Ohio Invention Convention Student Attends 5th Annual White House Science Fair

Ohio Invention Convention Student Attends 5th Annual White House Science Fair

TWC Makes It Possible for 12-Year Old Inventor Mackenzie Dix to Meet the President

Photo courtesy whitehouse.gov

Thursday, April 16, 2015 - 8:15am

CAMPAIGN: Connect A Million Minds

CONTENT: Newsletter

Water shortages. Agricultural stability. Affordable technology. Inventors strive every day to identify problems like these and to solve them elegantly. But who really has the solutions to these problems? The answer may not come from a world-renowned laboratory, but from a middle school student living next door to you.

Take for example 12-year-old Mackenzie Dix and her unique creation “Fresh Chute”, an invention that solved the age-old problem of ripped cereal bags and cereal staleness. In 2014, Mackenzie redesigned the cereal box and bag, took home top honors and a $2,500 college scholarship for this invention at the 2014 Invention Convention Southwest Ohio Regional Competition.

So while Mackenzie was no stranger to success, it’s fair to say that she had no idea that her one simple solution would take her from Tipp City, Ohio to the White House for an opportunity that can surely be called “once in a lifetime”.

Impressed with her accomplishments and Science, Technology, Engineering and Math (STEM) know-how, event officials took notice and extended Mackenzie an invitation to the 2015 White House Science Fair on March 23. Through its Connect a Million Minds (CAMM) philanthropic initiative, Time Warner Cable (TWC) sponsored Invention Convention that led, in part, to Mackenzie’s White House Science Fair selection.

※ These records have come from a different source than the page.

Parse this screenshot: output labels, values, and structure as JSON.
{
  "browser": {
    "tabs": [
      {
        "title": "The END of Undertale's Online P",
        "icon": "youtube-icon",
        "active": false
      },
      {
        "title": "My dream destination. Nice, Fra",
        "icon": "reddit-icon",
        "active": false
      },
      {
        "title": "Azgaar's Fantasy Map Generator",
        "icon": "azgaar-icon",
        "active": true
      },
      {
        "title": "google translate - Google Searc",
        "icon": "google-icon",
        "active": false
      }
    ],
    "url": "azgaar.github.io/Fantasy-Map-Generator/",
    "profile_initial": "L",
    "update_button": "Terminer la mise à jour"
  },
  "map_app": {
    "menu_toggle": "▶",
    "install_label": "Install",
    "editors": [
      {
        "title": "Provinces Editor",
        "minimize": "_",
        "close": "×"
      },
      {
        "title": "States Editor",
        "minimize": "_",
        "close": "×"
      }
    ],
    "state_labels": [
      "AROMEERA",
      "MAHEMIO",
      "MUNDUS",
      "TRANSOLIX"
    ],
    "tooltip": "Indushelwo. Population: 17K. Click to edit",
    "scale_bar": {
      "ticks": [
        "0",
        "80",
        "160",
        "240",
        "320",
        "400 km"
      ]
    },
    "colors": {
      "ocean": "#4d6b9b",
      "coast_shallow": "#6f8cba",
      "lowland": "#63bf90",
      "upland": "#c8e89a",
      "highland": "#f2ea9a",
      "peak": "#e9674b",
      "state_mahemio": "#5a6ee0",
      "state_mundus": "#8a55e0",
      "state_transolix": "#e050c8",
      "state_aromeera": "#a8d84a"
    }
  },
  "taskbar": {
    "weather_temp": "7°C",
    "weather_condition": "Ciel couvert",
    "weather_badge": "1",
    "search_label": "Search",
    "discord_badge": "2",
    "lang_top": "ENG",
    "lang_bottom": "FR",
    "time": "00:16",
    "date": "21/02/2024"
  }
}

TWC was pleased to introduce Mackenzie to the White House Science Fair event organizers and fund Mackenzie's trip to D.C.

At the fifth-annual White House Science Fair, President Obama welcomed more than 100 students from more than 30 states for a celebration and showcase of their achievements in STEM. In remarks to an audience of science-fair participants, mentors, educators and leaders in government, philanthropy, and the private sector, President Obama praised these extraordinary students:

“These young scientists and engineers teach us … how to question assumptions; to wonder why something is the way it is, and how we can make it better. And they remind us that there’s always something more to learn, and to try, and to discover, and to imagine -- and that it’s never too early, or too late to create or discover something new." 

Besides hearing remarks from President Obama and shaking his hand, Mackenzie toured the White House, ate cookies prepared by the President’s head chef, met Bill Nye "The Science Guy" and New York Giants' wide receiver Victor Cruz, and took part in a Women & Girls in STEM roundtable discussion about the changing image of women in STEM.

"My trip to the White House was an awesome thing to be a part of,” said Mackenzie Dix. “Actually being chosen to meet the President of the United States makes me feel proud and positive that I can become anything I want.”

Also in attendance were: Charles F. Bolden, Administrator, National Aeronautics and Space Administration (NASA), Francis Collins, Director, National Institutes of Health (NIH), Jo Handelsman, Associate Director for Science, White House Office of Science & Technology Policy, John Holdren, Assistant to the President for Science and Technology and Director, White House Office of Science & Technology Policy, Valerie Jarrett, Senior Advisor to the President, Suzette Kimball, Acting Director, U.S. Geological Survey, Michelle Lee, Director of the U.S. Patent and Trademark Office (PTO), Willie May, Acting Director, National Institute of Standards and Technology (NIST) and Megan Smith, U.S. Chief Technology Officer.

To learn more about Connect a Million Minds, click here.


Christine Mackin
+1 (513) 386-5024
Time Warner Cable
CATEGORY: Education